* What you need to do
Track down every line below that holds "未命名事件" and copy it.

* Provided entries
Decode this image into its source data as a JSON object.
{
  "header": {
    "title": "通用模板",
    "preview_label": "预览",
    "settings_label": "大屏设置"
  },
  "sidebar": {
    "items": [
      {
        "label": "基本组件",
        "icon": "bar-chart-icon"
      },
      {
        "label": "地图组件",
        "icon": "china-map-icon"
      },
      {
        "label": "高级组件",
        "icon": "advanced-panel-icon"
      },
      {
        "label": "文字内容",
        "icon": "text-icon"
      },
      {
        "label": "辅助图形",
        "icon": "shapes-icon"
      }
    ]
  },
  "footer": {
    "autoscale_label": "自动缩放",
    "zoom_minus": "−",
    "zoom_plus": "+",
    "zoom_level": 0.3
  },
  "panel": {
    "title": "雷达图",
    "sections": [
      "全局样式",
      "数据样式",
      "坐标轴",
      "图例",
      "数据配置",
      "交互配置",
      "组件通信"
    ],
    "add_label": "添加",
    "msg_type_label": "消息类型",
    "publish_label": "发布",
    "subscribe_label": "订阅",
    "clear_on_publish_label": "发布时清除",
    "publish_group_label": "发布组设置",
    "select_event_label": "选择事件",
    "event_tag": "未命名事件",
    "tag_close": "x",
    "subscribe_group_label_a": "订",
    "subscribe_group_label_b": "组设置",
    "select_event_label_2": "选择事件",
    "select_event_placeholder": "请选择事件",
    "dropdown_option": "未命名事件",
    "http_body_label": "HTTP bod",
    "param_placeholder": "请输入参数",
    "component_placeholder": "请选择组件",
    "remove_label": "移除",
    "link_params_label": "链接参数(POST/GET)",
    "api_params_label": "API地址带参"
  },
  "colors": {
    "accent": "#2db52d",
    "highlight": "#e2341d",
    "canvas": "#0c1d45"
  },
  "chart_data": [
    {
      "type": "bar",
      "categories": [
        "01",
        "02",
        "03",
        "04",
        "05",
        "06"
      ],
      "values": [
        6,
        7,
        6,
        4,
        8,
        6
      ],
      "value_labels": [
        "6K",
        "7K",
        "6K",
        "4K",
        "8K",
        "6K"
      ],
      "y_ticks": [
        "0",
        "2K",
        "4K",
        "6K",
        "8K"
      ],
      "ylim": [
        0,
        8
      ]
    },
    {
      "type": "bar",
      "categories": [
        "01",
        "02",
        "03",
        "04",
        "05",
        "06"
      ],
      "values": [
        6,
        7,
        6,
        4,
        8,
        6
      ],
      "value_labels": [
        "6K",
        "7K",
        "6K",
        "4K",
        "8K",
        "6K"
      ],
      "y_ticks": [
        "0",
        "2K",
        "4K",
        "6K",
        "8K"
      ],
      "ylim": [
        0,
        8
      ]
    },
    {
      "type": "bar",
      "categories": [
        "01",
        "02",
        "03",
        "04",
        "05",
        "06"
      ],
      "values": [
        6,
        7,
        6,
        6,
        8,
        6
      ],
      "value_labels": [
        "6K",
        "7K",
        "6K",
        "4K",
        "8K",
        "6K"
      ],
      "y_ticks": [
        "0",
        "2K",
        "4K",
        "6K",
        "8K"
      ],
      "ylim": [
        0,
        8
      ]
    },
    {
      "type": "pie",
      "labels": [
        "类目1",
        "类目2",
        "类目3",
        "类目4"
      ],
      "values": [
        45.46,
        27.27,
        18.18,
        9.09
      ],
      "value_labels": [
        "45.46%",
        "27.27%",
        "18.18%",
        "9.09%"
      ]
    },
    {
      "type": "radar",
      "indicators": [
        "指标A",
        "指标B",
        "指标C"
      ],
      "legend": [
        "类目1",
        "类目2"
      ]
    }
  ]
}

* Exercise result
    "event_tag": "未命名事件",
    "dropdown_option": "未命名事件",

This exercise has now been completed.